The inclusion of these fanciful names for groups of people hints that perhaps collective nouns are founded as much in whimsy as in fact. A quick survey of the existing literature of the era shows that collective nouns like melody for harpists and poverty for pipers were only in use in these fanciful lists.
And this remains a problem, lexicographically speaking. How often does one need to refer, for instance, to a group of brewers or butchers? And collective nouns for hermits seem to be magnificently missing the point. By all means, resurrect them and use them as much as possible.
But pity the poor pipers, perhaps, and choose a less stingy noun than poverty.
An Exaltation of Larks: The Ultimate Edition

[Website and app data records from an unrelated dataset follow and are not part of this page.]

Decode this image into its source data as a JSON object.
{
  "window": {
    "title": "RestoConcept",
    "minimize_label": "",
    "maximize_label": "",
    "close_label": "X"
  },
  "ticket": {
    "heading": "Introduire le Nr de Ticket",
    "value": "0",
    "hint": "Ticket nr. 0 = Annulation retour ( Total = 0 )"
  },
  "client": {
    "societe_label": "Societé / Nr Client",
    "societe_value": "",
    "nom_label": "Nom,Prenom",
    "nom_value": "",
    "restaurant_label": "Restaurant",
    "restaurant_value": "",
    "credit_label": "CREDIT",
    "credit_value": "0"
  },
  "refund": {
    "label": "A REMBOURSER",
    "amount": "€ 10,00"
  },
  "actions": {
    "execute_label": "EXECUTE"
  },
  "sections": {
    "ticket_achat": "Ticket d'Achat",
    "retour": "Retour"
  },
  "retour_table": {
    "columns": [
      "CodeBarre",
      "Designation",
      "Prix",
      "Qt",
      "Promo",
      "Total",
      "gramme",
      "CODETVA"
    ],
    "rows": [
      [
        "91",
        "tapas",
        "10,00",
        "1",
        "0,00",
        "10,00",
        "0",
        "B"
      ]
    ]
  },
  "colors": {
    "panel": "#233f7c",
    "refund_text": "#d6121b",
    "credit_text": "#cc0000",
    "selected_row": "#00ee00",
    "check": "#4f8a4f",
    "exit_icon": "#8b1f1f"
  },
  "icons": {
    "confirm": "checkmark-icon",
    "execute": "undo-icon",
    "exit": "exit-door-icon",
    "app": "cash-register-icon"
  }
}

Its a linguistic treatise about the names for groups: groups of various animals, or groups of people of various professions or social circles, or groups of abstract concepts. A Comedy of Errors is in this book yes, its a group name, created by Shakespeare, not the genre name. It includes over terms, some more established than others. Lipton writes about his sources for this book, some of them from Loved this book. Lipton writes about his sources for this book, some of them from 15th century, and its instant, unexpected by the author, success.
A Drudge of Lexicographers Presents: Collective Nouns

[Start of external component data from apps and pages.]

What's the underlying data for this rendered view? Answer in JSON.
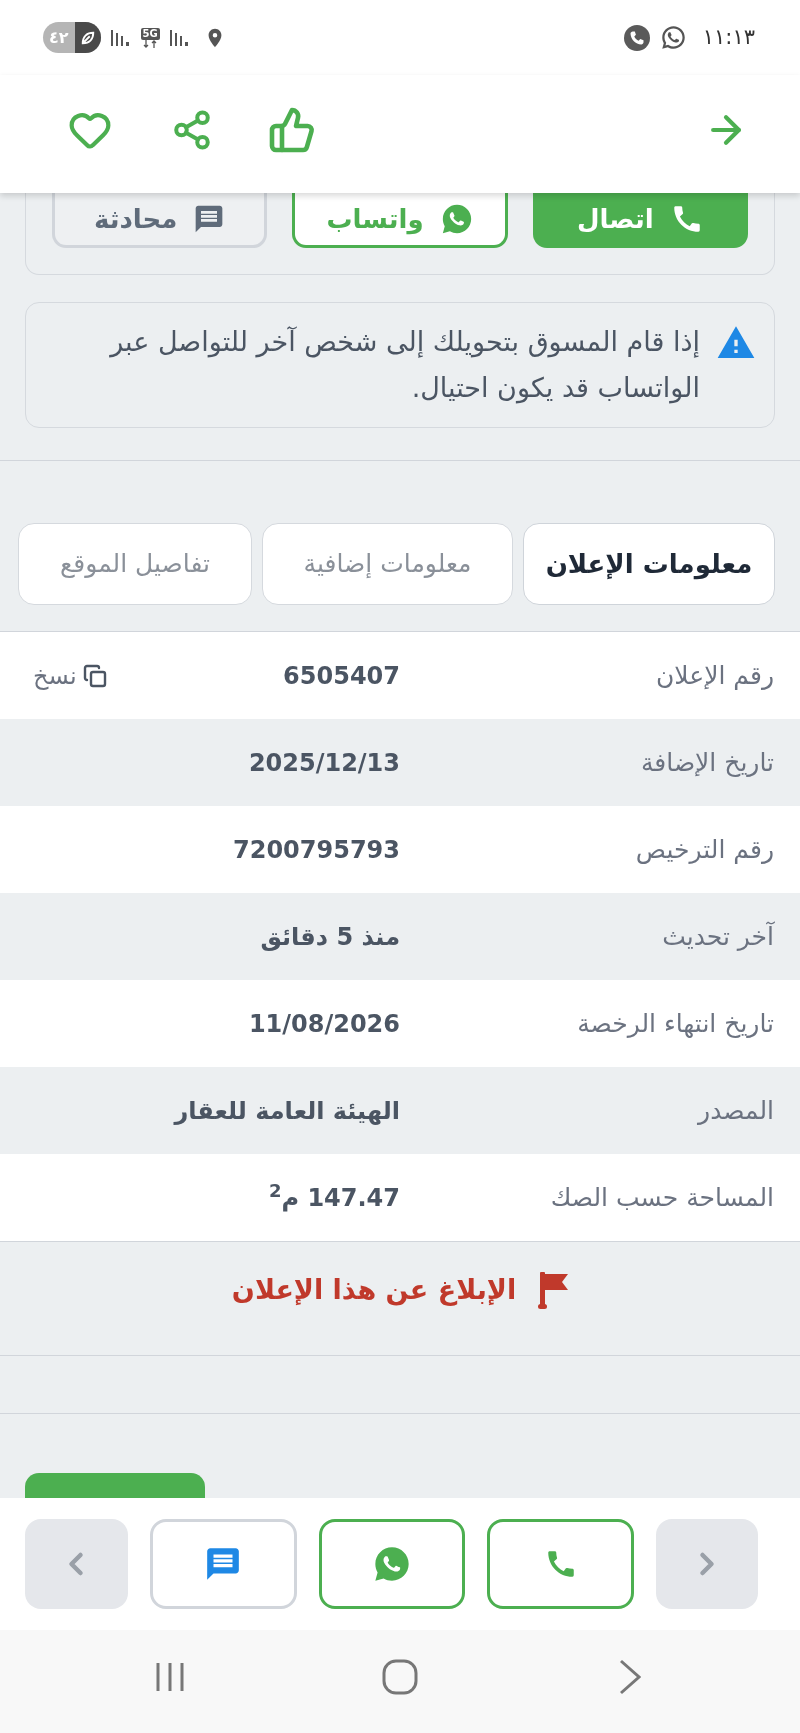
{
  "status_bar": {
    "battery": "٤٢",
    "network": "5G",
    "time": "١١:١٣"
  },
  "contact_buttons": [
    {
      "kind": "call",
      "label": "اتصال"
    },
    {
      "kind": "whatsapp",
      "label": "واتساب"
    },
    {
      "kind": "chat",
      "label": "محادثة"
    }
  ],
  "warning": {
    "text": "إذا قام المسوق بتحويلك إلى شخص آخر للتواصل عبر الواتساب قد يكون احتيال."
  },
  "tabs": [
    {
      "label": "معلومات الإعلان",
      "selected": true
    },
    {
      "label": "معلومات إضافية",
      "selected": false
    },
    {
      "label": "تفاصيل الموقع",
      "selected": false
    }
  ],
  "details": [
    {
      "label": "رقم الإعلان",
      "value": "6505407",
      "action": "نسخ"
    },
    {
      "label": "تاريخ الإضافة",
      "value": "2025/12/13"
    },
    {
      "label": "رقم الترخيص",
      "value": "7200795793"
    },
    {
      "label": "آخر تحديث",
      "value": "منذ 5 دقائق"
    },
    {
      "label": "تاريخ انتهاء الرخصة",
      "value": "11/08/2026"
    },
    {
      "label": "المصدر",
      "value": "الهيئة العامة للعقار"
    },
    {
      "label": "المساحة حسب الصك",
      "value": "147.47 م$^{2}$"
    }
  ],
  "report": {
    "label": "الإبلاغ عن هذا الإعلان"
  },
  "bottom_bar": {
    "buttons": [
      {
        "kind": "call"
      },
      {
        "kind": "whatsapp"
      },
      {
        "kind": "chat"
      }
    ]
  }
}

Random page Precision of Lexicographers People often write in about the conventional terms for groups of animals and people, especially birds, such as parliament of rooks or murder of crows. Many of these, including tiding of magpies, murmuration of starlings, unkindness of ravens, and exaltation of larks, are poetic inventions that one can trace back to the fifteenth century. The first collection in English is The Book of St Albans of , an early printed work from a small press at St Albans that used worn-out type that had been discarded by William Caxton. The book is in three parts, on hawking, hunting and heraldry, and is almost certainly a compilation of earlier works, probably written originally in French. The part on hunting is inscribed with the name of Dame Juliana Barnes, who is traditionally supposed to have been prioress of the nunnery of Sopwell near St Albans, though almost nothing is known about her and her name might have been Berners, or Bernes. What is certain is that the book became hugely popular. It was reprinted at Westminster the same year by the famous Wynkyn de Worde.
Precision of Lexicographers